• **About this task**
Omit every picture and return the rest of the data unaltered.

• **Extracted records**
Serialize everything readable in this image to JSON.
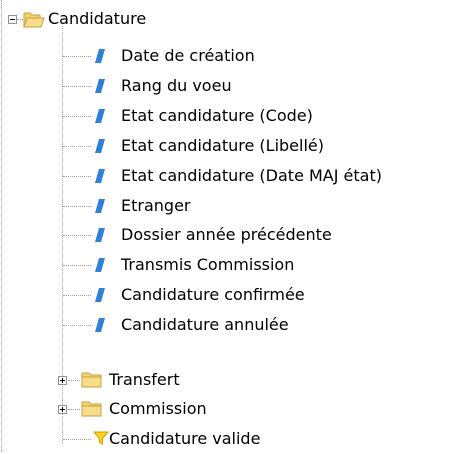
{
  "tree": {
    "root": {
      "label": "Candidature",
      "expanded": true,
      "icon": "folder-open-icon"
    },
    "fields": [
      {
        "label": "Date de création",
        "icon": "field-icon"
      },
      {
        "label": "Rang du voeu",
        "icon": "field-icon"
      },
      {
        "label": "Etat candidature (Code)",
        "icon": "field-icon"
      },
      {
        "label": "Etat candidature (Libellé)",
        "icon": "field-icon"
      },
      {
        "label": "Etat candidature (Date MAJ état)",
        "icon": "field-icon"
      },
      {
        "label": "Etranger",
        "icon": "field-icon"
      },
      {
        "label": "Dossier année précédente",
        "icon": "field-icon"
      },
      {
        "label": "Transmis Commission",
        "icon": "field-icon"
      },
      {
        "label": "Candidature confirmée",
        "icon": "field-icon"
      },
      {
        "label": "Candidature annulée",
        "icon": "field-icon"
      }
    ],
    "folders": [
      {
        "label": "Transfert",
        "expanded": false,
        "icon": "folder-icon"
      },
      {
        "label": "Commission",
        "expanded": false,
        "icon": "folder-icon"
      }
    ],
    "filter": {
      "label": "Candidature valide",
      "icon": "filter-icon"
    }
  },
  "colors": {
    "field_icon": "#2f80d8",
    "folder_fill": "#f4d172",
    "folder_edge": "#c9a13b",
    "filter_fill": "#ffd21a",
    "tree_line": "#a0a0a0"
  }
}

• **Answer to this task**
Serialize everything readable in this image to JSON.
{
  "tree": {
    "root": {
      "label": "Candidature",
      "expanded": true,
      "icon": "folder-open-icon"
    },
    "fields": [
      {
        "label": "Date de création",
        "icon": "field-icon"
      },
      {
        "label": "Rang du voeu",
        "icon": "field-icon"
      },
      {
        "label": "Etat candidature (Code)",
        "icon": "field-icon"
      },
      {
        "label": "Etat candidature (Libellé)",
        "icon": "field-icon"
      },
      {
        "label": "Etat candidature (Date MAJ état)",
        "icon": "field-icon"
      },
      {
        "label": "Etranger",
        "icon": "field-icon"
      },
      {
        "label": "Dossier année précédente",
        "icon": "field-icon"
      },
      {
        "label": "Transmis Commission",
        "icon": "field-icon"
      },
      {
        "label": "Candidature confirmée",
        "icon": "field-icon"
      },
      {
        "label": "Candidature annulée",
        "icon": "field-icon"
      }
    ],
    "folders": [
      {
        "label": "Transfert",
        "expanded": false,
        "icon": "folder-icon"
      },
      {
        "label": "Commission",
        "expanded": false,
        "icon": "folder-icon"
      }
    ],
    "filter": {
      "label": "Candidature valide",
      "icon": "filter-icon"
    }
  },
  "colors": {
    "field_icon": "#2f80d8",
    "folder_fill": "#f4d172",
    "folder_edge": "#c9a13b",
    "filter_fill": "#ffd21a",
    "tree_line": "#a0a0a0"
  }
}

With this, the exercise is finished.